Words don’t make a writer…
Writers make words, and in the words of Asher (age four):
Words are, indeed, the human power.
We use our power to tell stories, to ask questions, to help, to teach, to express ourselves. Words get us into problems and words get us out of them.
Words are our power, and words are powerful. But words don’t make writers.
Yet, there’s the fact that many books have words, and kids notice that. There’s an expectation that from their very first year in school, kids write with both pictures and words. Rubrics and progressions rate writing, categorize writers, based on volume and accuracy of words. To kids, to families, to educators, these can lead to the false notion: “The more words, the better the writing.

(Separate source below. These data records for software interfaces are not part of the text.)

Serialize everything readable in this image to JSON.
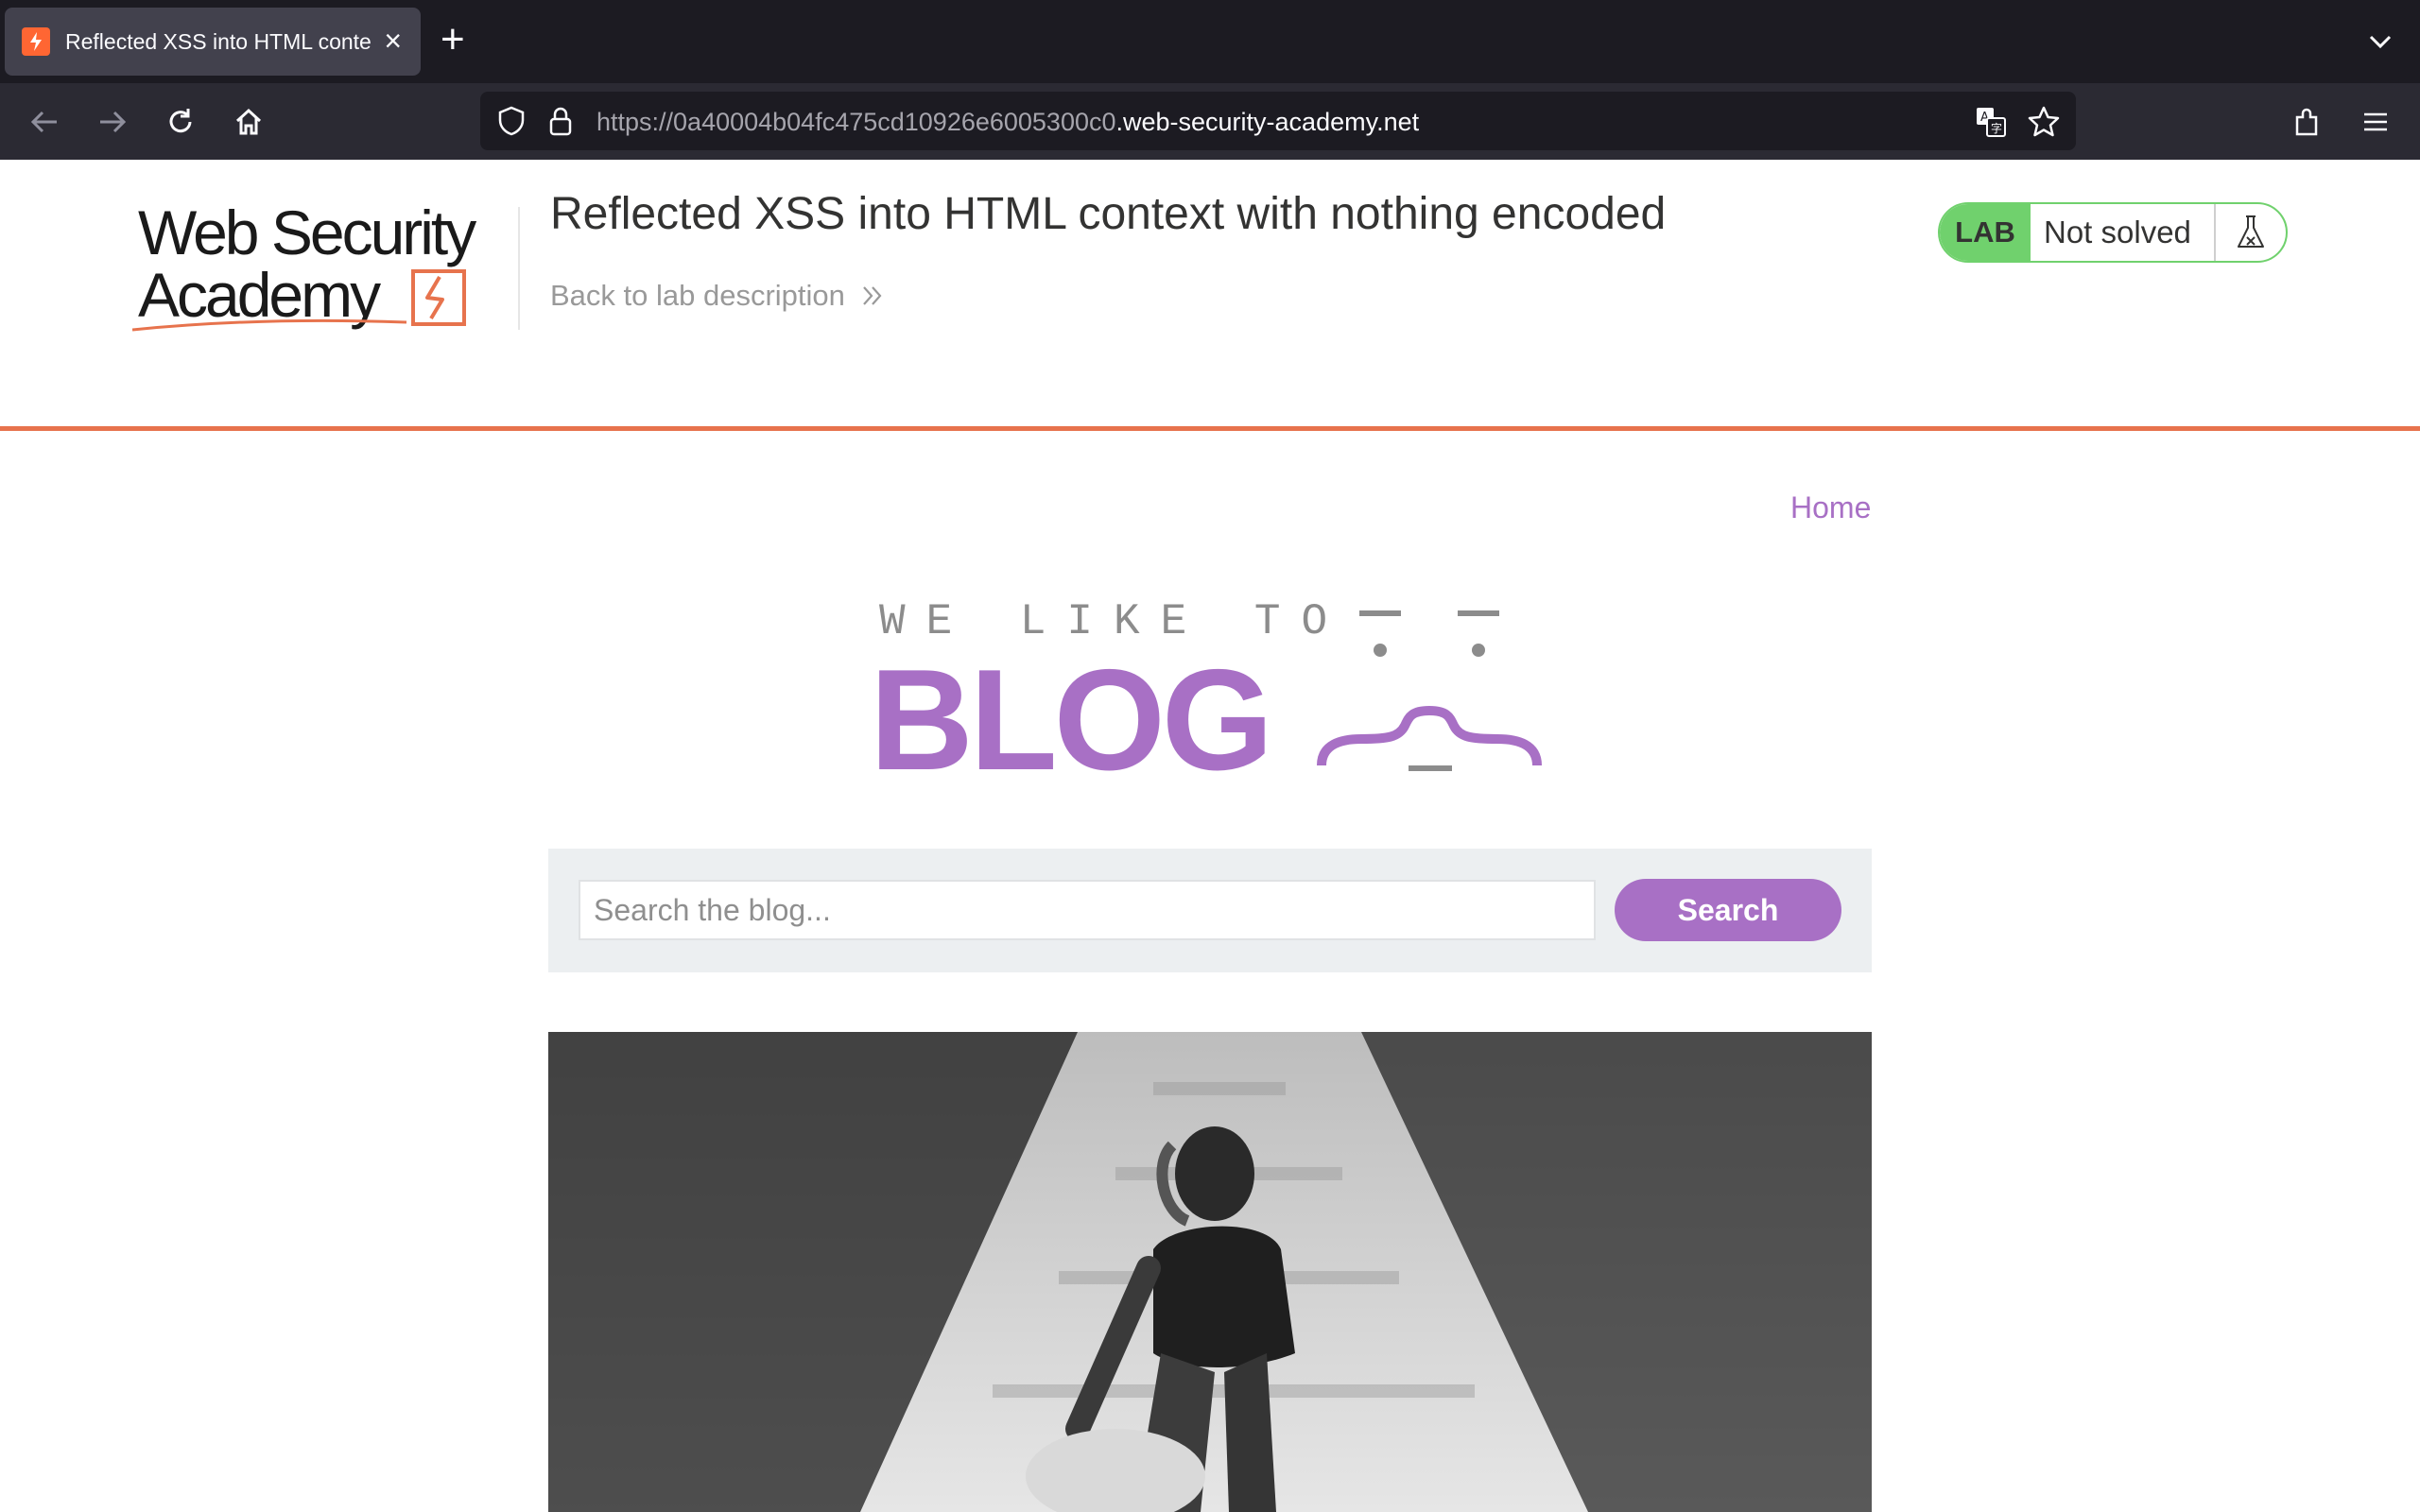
{
  "browser": {
    "tab_title": "Reflected XSS into HTML conte",
    "url_prefix": "https://0a40004b04fc475cd10926e6005300c0",
    "url_domain": ".web-security-academy.net"
  },
  "lab": {
    "logo_line1": "Web Security",
    "logo_line2": "Academy",
    "title": "Reflected XSS into HTML context with nothing encoded",
    "back_link": "Back to lab description",
    "status_tag": "LAB",
    "status": "Not solved"
  },
  "blog": {
    "nav_home": "Home",
    "logo_top": "WE LIKE TO",
    "logo_main": "BLOG",
    "search_placeholder": "Search the blog...",
    "search_button": "Search"
  },
  "colors": {
    "accent_purple": "#a870c5",
    "lab_orange": "#e7734d",
    "lab_green": "#70d16d"
  }
}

A writer who writes many words = a stronger writer.” It’s no wonder we, educators, caregivers, stress about the words kids are (or are not) writing.
And when we, the adults, stress about the words, kids stress about the words (and word-writing is stressful enough!).